With a local health emergency declared by Columbia County Judge Denny Foster after the first case of coronavirus was confirmed in Columbia County on Sunday, a local drive-through screening has been scheduled from 10 a.m to 4 p.m. on Thursday, March 26, at the Columbia County Fairgrounds.
The event will be handled by local medical and nursing personnel and volunteers.
Only those who have cold or flu-like symptoms or believe they may have contracted or come in contact with someone with the virus are asked to attend.
“This is just not for those who just want to come out and get a test,” said Dr. Fred Murphy, a Magnolia physician and Columbia County’s health officer. “This is a screening with the need for potential testing as it may be indicated.”
The mass screening event is designed to identify anyone locally with the virus and potentially reduce its spread.
The screening process will follow the CDC guidelines and not everyone will be administered the coronavirus test – which is performed by obtaining a nasal cavity mucus sample by use of a swab.
The screening is not free, according to Greg Pinner, Magnolia Fire Chief and president of the Columbia County Local Emergency Planning Committee, but insurance co-pay will be waived.
Those screened should meet one or more of the following criteria:
• If you have had a temperature in the last 14 days of 100.4 degrees Fahrenheit or greater
• If you have had a cough or shortness of breath or show cold or flu-like symptoms
• If you have been exposed to anyone with coronavirus
• If you have traveled recently to a known coronavirus hotspot
“Those people are identified as ‘at risk,’” said Amanda Newton, director and owner of Columbia County Ambulance Service and one of the primary organizers of the event. “We ask them to come through.”
There is no local residency requirement. Each car will be limited to only two occupants. Children are eligible to attend, but should be accompanied by a parent or guardian.
ALL PERSONS MUST BRING A VALID PHOTO ID AND PROVIDE A WORKING CONTACT NUMBER.
Cars will enter the Columbia County Fairgrounds at the southern end of the property and will form a line and will first come to a tent where either a local physician or nurse practitioner will be waiting for step one of the screening. This station will be known as Tent 1.
A check sheet for symptoms will be provided and then persons will be able to speak with a medical professional to see if they then need further examination.
“A physician or nurse practitioner is going to speak with them and ask them for clarity on any kind of questions to help determine if they need to have an actual test done,” said Newton.
If a test is deemed necessary, the attendee will then be asked to enter into the fairgrounds for further examination. If the medical personnel feel the person does not meet the testing criteria, he will then be able to leave the property.
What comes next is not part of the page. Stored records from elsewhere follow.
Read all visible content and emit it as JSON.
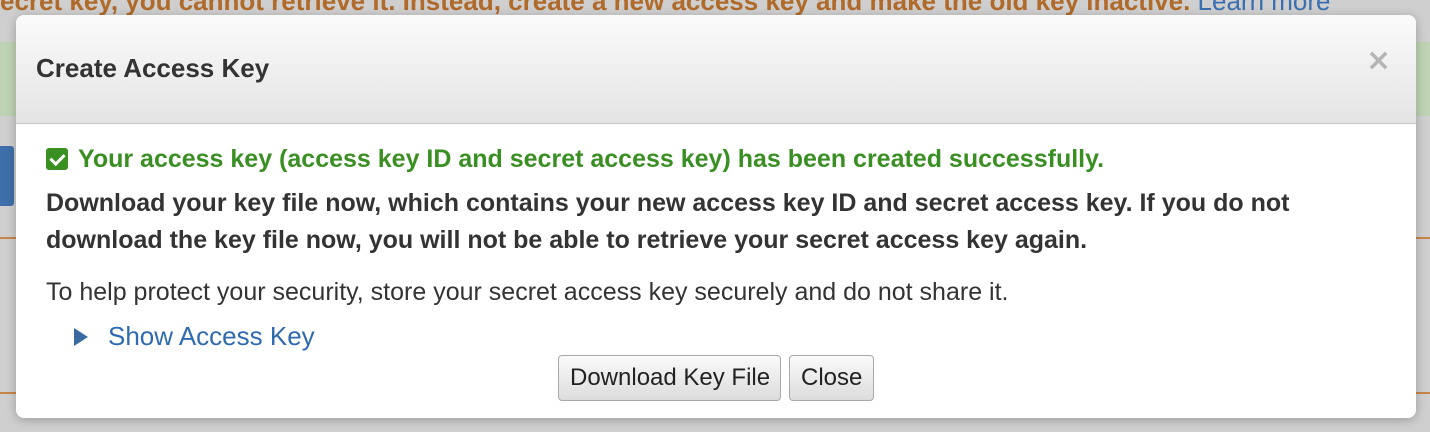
{
  "background": {
    "top_text": "ecret key, you cannot retrieve it. Instead, create a new access key and make the old key inactive.",
    "top_link": "Learn more"
  },
  "modal": {
    "title": "Create Access Key",
    "close_glyph": "×",
    "success_message": "Your access key (access key ID and secret access key) has been created successfully.",
    "warning_message": "Download your key file now, which contains your new access key ID and secret access key. If you do not download the key file now, you will not be able to retrieve your secret access key again.",
    "help_text": "To help protect your security, store your secret access key securely and do not share it.",
    "show_key_label": "Show Access Key",
    "buttons": {
      "download": "Download Key File",
      "close": "Close"
    }
  },
  "colors": {
    "success": "#3a8f23",
    "link": "#2f6bb0",
    "text": "#333333"
  },
  "icons": {
    "success": "check-square-icon",
    "disclosure": "triangle-right-icon",
    "close": "close-icon"
  }
}
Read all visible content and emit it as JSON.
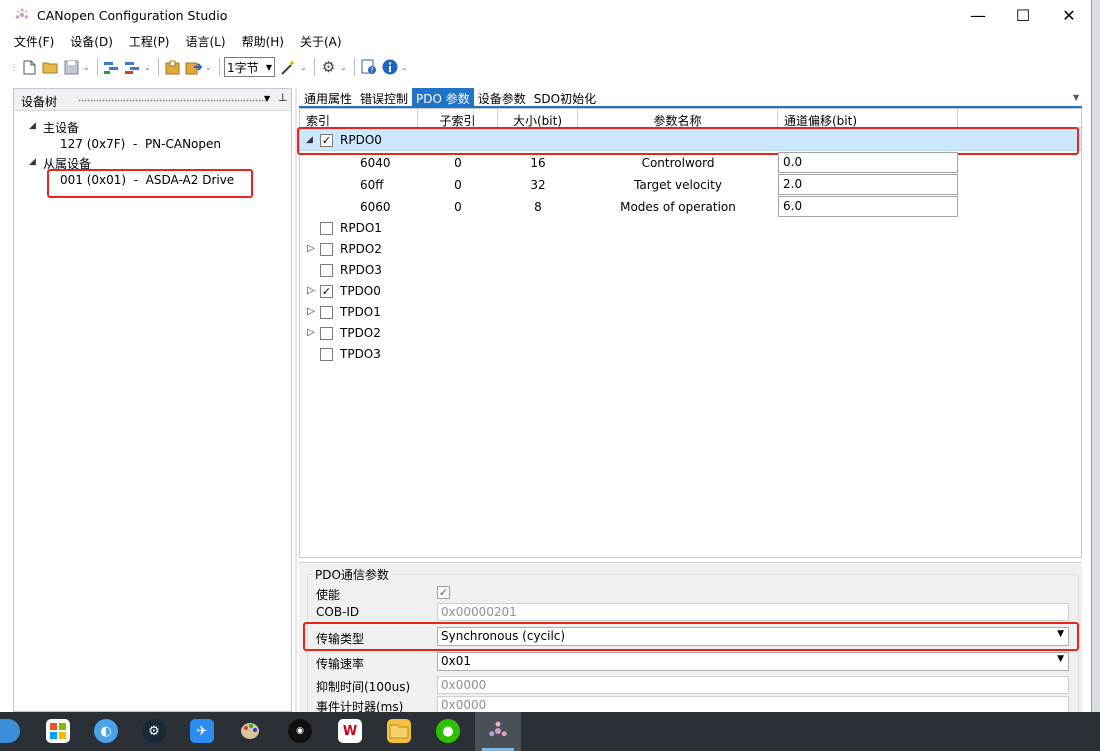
{
  "window": {
    "title": "CANopen Configuration Studio",
    "controls": [
      "—",
      "☐",
      "✕"
    ]
  },
  "menu": [
    "文件(F)",
    "设备(D)",
    "工程(P)",
    "语言(L)",
    "帮助(H)",
    "关于(A)"
  ],
  "toolbar": {
    "byte_select": "1字节"
  },
  "device_tree": {
    "title": "设备树",
    "master_label": "主设备",
    "master_item": "127 (0x7F)  -  PN-CANopen",
    "slave_label": "从属设备",
    "slave_item": "001 (0x01)  -  ASDA-A2 Drive"
  },
  "tabs": [
    "通用属性",
    "错误控制",
    "PDO 参数",
    "设备参数",
    "SDO初始化"
  ],
  "grid": {
    "headers": [
      "索引",
      "子索引",
      "大小(bit)",
      "参数名称",
      "通道偏移(bit)"
    ],
    "rpdo0": {
      "name": "RPDO0",
      "checked": "✓"
    },
    "mappings": [
      {
        "index": "6040",
        "sub": "0",
        "size": "16",
        "name": "Controlword",
        "offset": "0.0"
      },
      {
        "index": "60ff",
        "sub": "0",
        "size": "32",
        "name": "Target velocity",
        "offset": "2.0"
      },
      {
        "index": "6060",
        "sub": "0",
        "size": "8",
        "name": "Modes of operation",
        "offset": "6.0"
      }
    ],
    "pdos": [
      {
        "name": "RPDO1",
        "check": ""
      },
      {
        "name": "RPDO2",
        "check": ""
      },
      {
        "name": "RPDO3",
        "check": ""
      },
      {
        "name": "TPDO0",
        "check": "✓"
      },
      {
        "name": "TPDO1",
        "check": ""
      },
      {
        "name": "TPDO2",
        "check": ""
      },
      {
        "name": "TPDO3",
        "check": ""
      }
    ]
  },
  "comm": {
    "title": "PDO通信参数",
    "enable_label": "使能",
    "enable_check": "✓",
    "cobid_label": "COB-ID",
    "cobid_value": "0x00000201",
    "transmit_type_label": "传输类型",
    "transmit_type_value": "Synchronous (cycilc)",
    "transmit_rate_label": "传输速率",
    "transmit_rate_value": "0x01",
    "inhibit_label": "抑制时间(100us)",
    "inhibit_value": "0x0000",
    "event_label": "事件计时器(ms)",
    "event_value": "0x0000"
  },
  "colors": {
    "accent": "#1f73c9",
    "highlight": "#e8241c",
    "selected_row": "#cce8ff"
  }
}
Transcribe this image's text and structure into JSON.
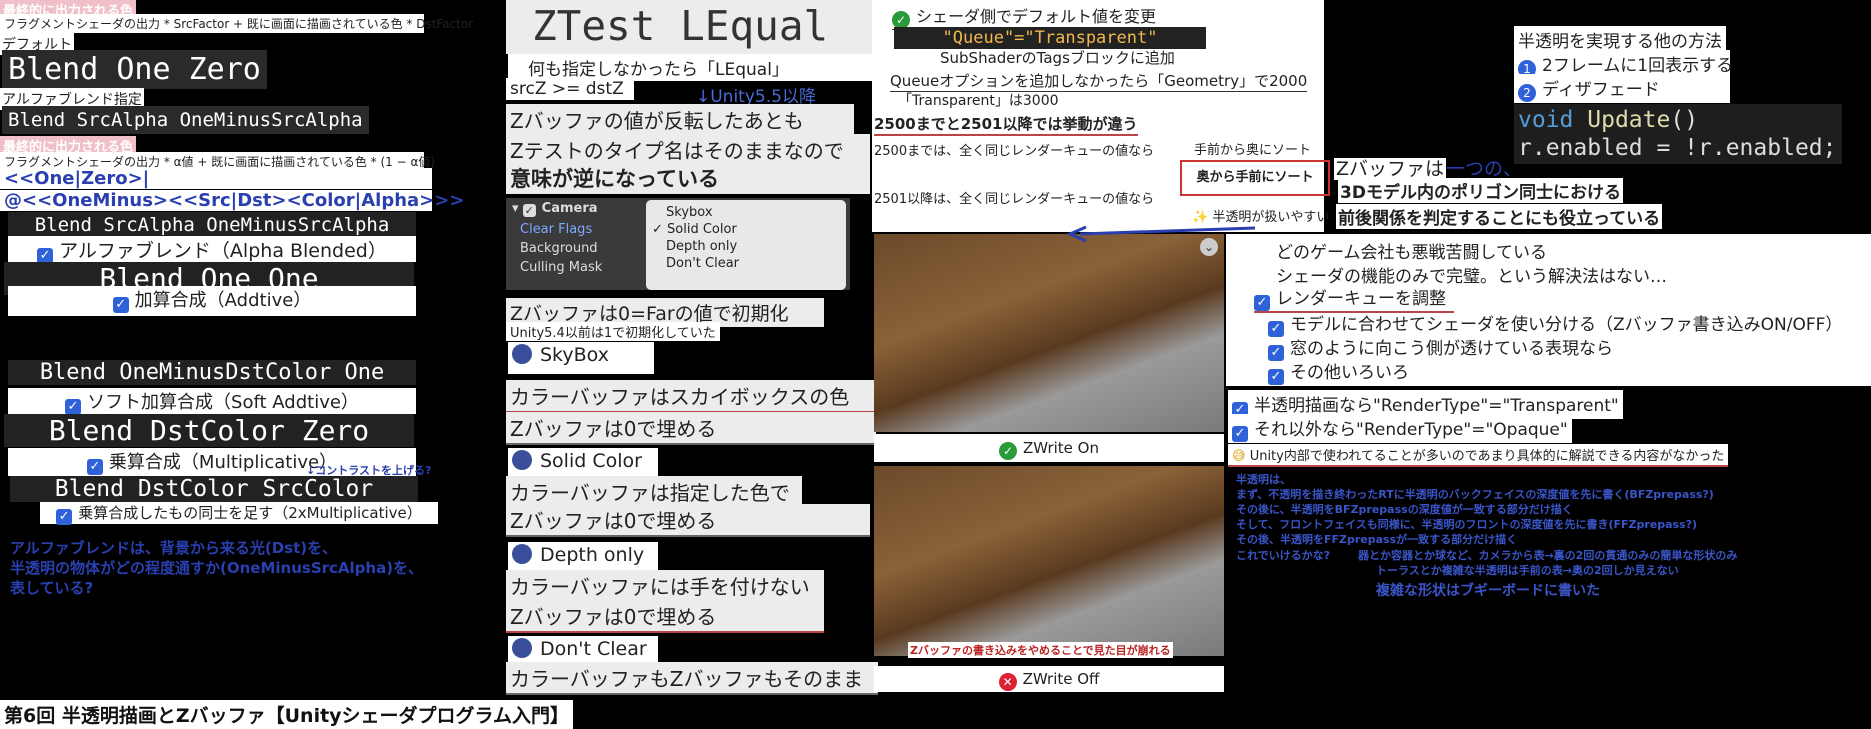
{
  "footer": {
    "title": "第6回 半透明描画とZバッファ【Unityシェーダプログラム入門】"
  },
  "col1": {
    "final_output_1": "最終的に出力される色",
    "formula_1": "フラグメントシェーダの出力 * SrcFactor + 既に画面に描画されている色 * DstFactor",
    "default_label": "デフォルト",
    "blend_one_zero": "Blend One Zero",
    "alpha_blend_label": "アルファブレンド指定",
    "blend_srcalpha": "Blend SrcAlpha OneMinusSrcAlpha",
    "final_output_2": "最終的に出力される色",
    "formula_2": "フラグメントシェーダの出力 * α値 + 既に画面に描画されている色 * (1 − α値)",
    "grammar_1": "<<One|Zero>|",
    "grammar_2": "@<<OneMinus><<Src|Dst><Color|Alpha>>>",
    "blend_srcalpha_2": "Blend SrcAlpha OneMinusSrcAlpha",
    "alpha_blended": "アルファブレンド（Alpha Blended）",
    "blend_one_one": "Blend One One",
    "additive": "加算合成（Addtive）",
    "blend_oneminus_dst": "Blend OneMinusDstColor One",
    "soft_additive": "ソフト加算合成（Soft Addtive）",
    "blend_dst_zero": "Blend DstColor Zero",
    "multiplicative": "乗算合成（Multiplicative）",
    "contrast_note": "↓コントラストを上げる?",
    "blend_dst_src": "Blend DstColor SrcColor",
    "multiplicative2": "乗算合成したもの同士を足す（2xMultiplicative）",
    "note_1": "アルファブレンドは、背景から来る光(Dst)を、",
    "note_2": "半透明の物体がどの程度通すか(OneMinusSrcAlpha)を、",
    "note_3": "表している?"
  },
  "col2": {
    "ztest": "ZTest LEqual",
    "nothing": "何も指定しなかったら「LEqual」",
    "srcz": "srcZ >= dstZ",
    "unity55": "↓Unity5.5以降",
    "reversed": "Zバッファの値が反転したあとも",
    "typename": "Zテストのタイプ名はそのままなので",
    "opposite": "意味が逆になっている",
    "camera_label": "Camera",
    "clear_flags": "Clear Flags",
    "background": "Background",
    "culling_mask": "Culling Mask",
    "menu": [
      "Skybox",
      "Solid Color",
      "Depth only",
      "Don't Clear"
    ],
    "menu_selected": "Solid Color",
    "zinit": "Zバッファは0=Farの値で初期化",
    "unity54": "Unity5.4以前は1で初期化していた",
    "skybox": "SkyBox",
    "skybox_c": "カラーバッファはスカイボックスの色",
    "skybox_z": "Zバッファは0で埋める",
    "solid": "Solid Color",
    "solid_c": "カラーバッファは指定した色で",
    "solid_z": "Zバッファは0で埋める",
    "depth": "Depth only",
    "depth_c": "カラーバッファには手を付けない",
    "depth_z": "Zバッファは0で埋める",
    "dontclear": "Don't Clear",
    "dontclear_c": "カラーバッファもZバッファもそのまま"
  },
  "col3": {
    "shader_default": "シェーダ側でデフォルト値を変更",
    "queue_code": "\"Queue\"=\"Transparent\"",
    "subshader": "SubShaderのTagsブロックに追加",
    "queue_option": "Queueオプションを追加しなかったら「Geometry」で2000",
    "transparent_3000": "「Transparent」は3000",
    "behavior_diff": "2500までと2501以降では挙動が違う",
    "until_2500": "2500までは、全く同じレンダーキューの値なら",
    "front_to_back": "手前から奥にソート",
    "from_2501": "2501以降は、全く同じレンダーキューの値なら",
    "back_to_front": "奥から手前にソート",
    "semitransparent_handle": "半透明が扱いやすい",
    "zwrite_on": "ZWrite On",
    "zwrite_off_caption": "Zバッファの書き込みをやめることで見た目が崩れる",
    "zwrite_off": "ZWrite Off"
  },
  "col4": {
    "other_methods": "半透明を実現する他の方法",
    "method1": "2フレームに1回表示する",
    "method2": "ディザフェード",
    "code1": "void Update()",
    "code2": "r.enabled = !r.enabled;",
    "zbuf1": "Zバッファは",
    "zbuf1b": "一つの、",
    "zbuf2": "3Dモデル内のポリゴン同士における",
    "zbuf3": "前後関係を判定することにも役立っている",
    "struggle": "どのゲーム会社も悪戦苦闘している",
    "no_solution": "シェーダの機能のみで完璧。という解決法はない…",
    "opt1": "レンダーキューを調整",
    "opt2": "モデルに合わせてシェーダを使い分ける（Zバッファ書き込みON/OFF）",
    "opt3": "窓のように向こう側が透けている表現なら",
    "opt4": "その他いろいろ",
    "rt_trans": "半透明描画なら\"RenderType\"=\"Transparent\"",
    "rt_opaque": "それ以外なら\"RenderType\"=\"Opaque\"",
    "internal": "Unity内部で使われてることが多いのであまり具体的に解説できる内容がなかった",
    "notes": [
      "半透明は、",
      "まず、不透明を描き終わったRTに半透明のバックフェイスの深度値を先に書く(BFZprepass?)",
      "その後に、半透明をBFZprepassの深度値が一致する部分だけ描く",
      "そして、フロントフェイスも同様に、半透明のフロントの深度値を先に書き(FFZprepass?)",
      "その後、半透明をFFZprepassが一致する部分だけ描く"
    ],
    "note_a": "これでいけるかな?",
    "note_b": "器とか容器とか球など、カメラから表→裏の2回の貫通のみの簡単な形状のみ",
    "note_c": "トーラスとか複雑な半透明は手前の表→奥の2回しか見えない",
    "note_d": "複雑な形状はブギーボードに書いた"
  }
}
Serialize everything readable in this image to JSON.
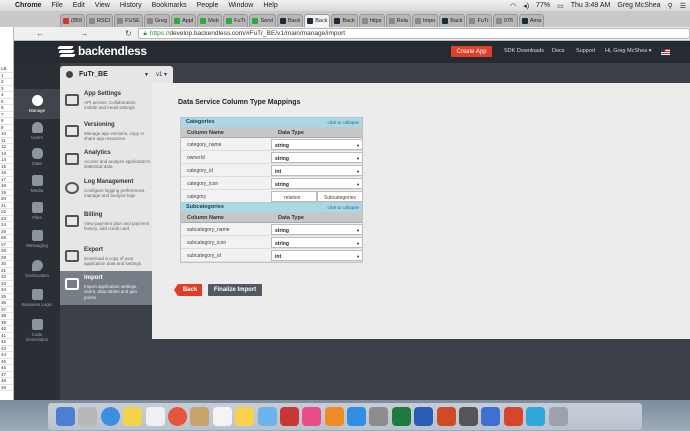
{
  "menubar": {
    "app": "Chrome",
    "items": [
      "File",
      "Edit",
      "View",
      "History",
      "Bookmarks",
      "People",
      "Window",
      "Help"
    ],
    "battery": "77%",
    "time": "Thu 3:49 AM",
    "user": "Greg McShea"
  },
  "tabs": [
    "(859",
    "RSCI",
    "FUSE",
    "Greg",
    "Appl",
    "Mob",
    "FuTr",
    "Servi",
    "Back",
    "Back",
    "Back",
    "https",
    "Rela",
    "Impo",
    "Back",
    "FuTr",
    "076",
    "Ama"
  ],
  "address": {
    "scheme": "https://",
    "rest": "develop.backendless.com/#FuTr_BE/v1/main/manage/import"
  },
  "sheet": {
    "col": "LB",
    "rows": [
      "1",
      "2",
      "3",
      "4",
      "5",
      "6",
      "7",
      "8",
      "9",
      "10",
      "11",
      "12",
      "13",
      "14",
      "15",
      "16",
      "17",
      "18",
      "19",
      "20",
      "21",
      "22",
      "23",
      "24",
      "25",
      "26",
      "27",
      "28",
      "29",
      "30",
      "31",
      "32",
      "33",
      "34",
      "35",
      "36",
      "37",
      "38",
      "39",
      "40",
      "41",
      "42",
      "43",
      "44",
      "45",
      "46",
      "47",
      "48",
      "49"
    ]
  },
  "topnav": {
    "logo": "backendless",
    "create_app": "Create App",
    "sdk": "SDK Downloads",
    "docs": "Docs",
    "support": "Support",
    "user": "Hi, Greg McShea ▾"
  },
  "sidebar": [
    {
      "label": "Manage"
    },
    {
      "label": "Users"
    },
    {
      "label": "Data"
    },
    {
      "label": "Media"
    },
    {
      "label": "Files"
    },
    {
      "label": "Messaging"
    },
    {
      "label": "Geolocation"
    },
    {
      "label": "Business Logic"
    },
    {
      "label": "Code Generation"
    }
  ],
  "app_selector": {
    "name": "FuTr_BE",
    "version": "v1 ▾"
  },
  "menu": [
    {
      "title": "App Settings",
      "desc": "API access, Collaboration, mobile and email settings"
    },
    {
      "title": "Versioning",
      "desc": "Manage app versions, copy or share app resources"
    },
    {
      "title": "Analytics",
      "desc": "Access and analyze application's statistical data"
    },
    {
      "title": "Log Management",
      "desc": "Configure logging preferences, manage and analyze logs"
    },
    {
      "title": "Billing",
      "desc": "View payment plan and payment history, add credit card"
    },
    {
      "title": "Export",
      "desc": "Download a copy of your application data and settings"
    },
    {
      "title": "Import",
      "desc": "Import application settings, users, data tables and geo points"
    }
  ],
  "main": {
    "title": "Data Service Column Type Mappings",
    "col_name": "Column Name",
    "data_type": "Data Type",
    "collapse": "click to collapse",
    "tables": [
      {
        "name": "Categories",
        "rows": [
          {
            "name": "category_name",
            "type": "string"
          },
          {
            "name": "ownerId",
            "type": "string"
          },
          {
            "name": "category_id",
            "type": "int"
          },
          {
            "name": "category_icon",
            "type": "string"
          },
          {
            "name": "category",
            "type": "relation",
            "target": "Subcategories"
          }
        ]
      },
      {
        "name": "Subcategories",
        "rows": [
          {
            "name": "subcategory_name",
            "type": "string"
          },
          {
            "name": "subcategory_icon",
            "type": "string"
          },
          {
            "name": "subcategory_id",
            "type": "int"
          }
        ]
      }
    ],
    "back": "Back",
    "finalize": "Finalize Import"
  },
  "dock_icons": [
    "finder-icon",
    "launchpad-icon",
    "safari-icon",
    "stickies-icon",
    "photos-icon",
    "chrome-icon",
    "contacts-icon",
    "calendar-icon",
    "notes-icon",
    "preview-icon",
    "photo-booth-icon",
    "itunes-icon",
    "ibooks-icon",
    "app-store-icon",
    "preferences-icon",
    "excel-icon",
    "word-icon",
    "powerpoint-icon",
    "utility-icon",
    "keynote-icon",
    "wunderlist-icon",
    "terminal-icon",
    "trash-icon"
  ]
}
Those who need to be tested will be asked to provide insurance information -- whether it be private insurance or government-backed Medicare or Medicaid. This will help the lab file an insurance claim and recoup some of the costs.
If a person does not have insurance, he will not be turned away, according to Newton.
Once the insurance and identification are collected, a person will then proceed to a testing station to provide a specimen.
Coronavirus tests have been taking around seven days to get results. A photo ID and working contact number are needed to contact anyone who may have a positive result, then steps can be taken, such as self-quarantine, etc.
“We need to be able to contact any patients that get tested to do any kind of follow up that may be needed,” said Dr. Fred Murphy, a Magnolia physician and acting Columbia County medical officer. “… One situation we would not want to get into is to have a positive test and then have an inability to communicate the results with that person. That would be a problem.”
ONLY ATTEND IF YOU NEED TO
Only those with signs of the virus or believe they may have contracted coronavirus are asked to attend the screening.
“This is not going to be a social event,” said Pinner. “If you don’t have any signs, don’t show up.”
He added: “You’re showing up to a COVID-19 hotspot when you [go to the screening]. If you’re feeling fine, you’re going to be walking right into it.”
There was some hesitation on Murphy’s part to even hold the event due to very nature of the conglomeration of so many potentially infected individuals.
“You have a population that, by the very definition, are sick in some way,” said Murphy. “So there was some controversy in even having the thing.”
The local physician, though, did believe that, with the appropriate precautions and protective equipment measures in place, the event will be fine for those involved.
“Car windows will be up except only for the time that you need to communicate with data collectors and so forth,” said Murphy.
When asked if there was any fear that vital local medical professionals administering the screenings or tests will be exposed to the contagious Wuhan, China-based virus that attacks the lungs similar to pneumonia and influenza, the doctor said that all attending the event will be dressed in more than adequate protection.
“They will be in full-bore personal protective equipment,” said Murphy.
The event was organized also with the help of Twana Hendricks, Columbia County Health Unit administrator. The staff will be made up of local volunteers. Local health professionals will be on hand to oversee or administer any medical tasks such as testings or examination.